[Exercise details]:
Return each line below holding the string "color".
### Available data ###
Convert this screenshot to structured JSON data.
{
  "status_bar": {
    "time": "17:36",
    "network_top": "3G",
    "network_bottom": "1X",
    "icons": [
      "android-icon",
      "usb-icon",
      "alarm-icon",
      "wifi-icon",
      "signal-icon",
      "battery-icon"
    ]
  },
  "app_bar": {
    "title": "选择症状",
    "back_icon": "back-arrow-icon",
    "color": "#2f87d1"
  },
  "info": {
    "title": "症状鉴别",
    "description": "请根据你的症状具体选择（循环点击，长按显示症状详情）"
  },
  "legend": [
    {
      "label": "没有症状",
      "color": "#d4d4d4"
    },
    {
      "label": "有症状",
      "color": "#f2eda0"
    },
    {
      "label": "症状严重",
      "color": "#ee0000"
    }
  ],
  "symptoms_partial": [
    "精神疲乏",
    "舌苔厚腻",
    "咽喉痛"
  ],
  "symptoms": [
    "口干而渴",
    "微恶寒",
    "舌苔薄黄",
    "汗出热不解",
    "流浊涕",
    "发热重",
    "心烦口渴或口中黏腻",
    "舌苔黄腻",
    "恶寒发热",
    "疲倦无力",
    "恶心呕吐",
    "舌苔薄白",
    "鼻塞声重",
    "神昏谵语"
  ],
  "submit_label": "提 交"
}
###
[Result of the task]:
    "color": "#2f87d1"
      "color": "#d4d4d4"
      "color": "#f2eda0"
      "color": "#ee0000"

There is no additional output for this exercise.